Give the data below again exactly as written, without its pictures.

[Component data from apps and pages]
::::::

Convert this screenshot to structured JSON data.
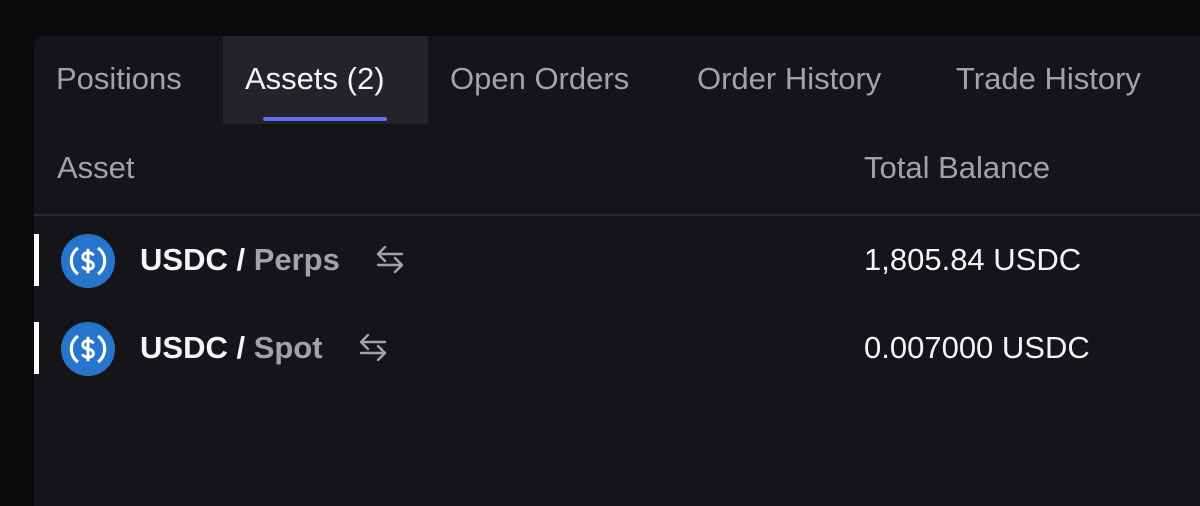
{
  "tabs": [
    {
      "label": "Positions"
    },
    {
      "label": "Assets (2)"
    },
    {
      "label": "Open Orders"
    },
    {
      "label": "Order History"
    },
    {
      "label": "Trade History"
    }
  ],
  "active_tab": "Assets (2)",
  "table": {
    "headers": {
      "asset": "Asset",
      "total_balance": "Total Balance"
    },
    "rows": [
      {
        "coin": "USDC",
        "separator": " / ",
        "account": "Perps",
        "balance": "1,805.84 USDC"
      },
      {
        "coin": "USDC",
        "separator": " / ",
        "account": "Spot",
        "balance": "0.007000 USDC"
      }
    ]
  },
  "colors": {
    "accent": "#5f6ff0",
    "usdc_blue": "#2775ca",
    "panel_bg": "#151419",
    "active_tab_bg": "#24232a"
  },
  "icons": {
    "coin": "usdc-icon",
    "transfer": "swap-arrows-icon"
  }
}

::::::

## [Result below]
Convert this screenshot to structured JSON data.
{
  "tabs": [
    {
      "label": "Positions"
    },
    {
      "label": "Assets (2)"
    },
    {
      "label": "Open Orders"
    },
    {
      "label": "Order History"
    },
    {
      "label": "Trade History"
    }
  ],
  "active_tab": "Assets (2)",
  "table": {
    "headers": {
      "asset": "Asset",
      "total_balance": "Total Balance"
    },
    "rows": [
      {
        "coin": "USDC",
        "separator": " / ",
        "account": "Perps",
        "balance": "1,805.84 USDC"
      },
      {
        "coin": "USDC",
        "separator": " / ",
        "account": "Spot",
        "balance": "0.007000 USDC"
      }
    ]
  },
  "colors": {
    "accent": "#5f6ff0",
    "usdc_blue": "#2775ca",
    "panel_bg": "#151419",
    "active_tab_bg": "#24232a"
  },
  "icons": {
    "coin": "usdc-icon",
    "transfer": "swap-arrows-icon"
  }
}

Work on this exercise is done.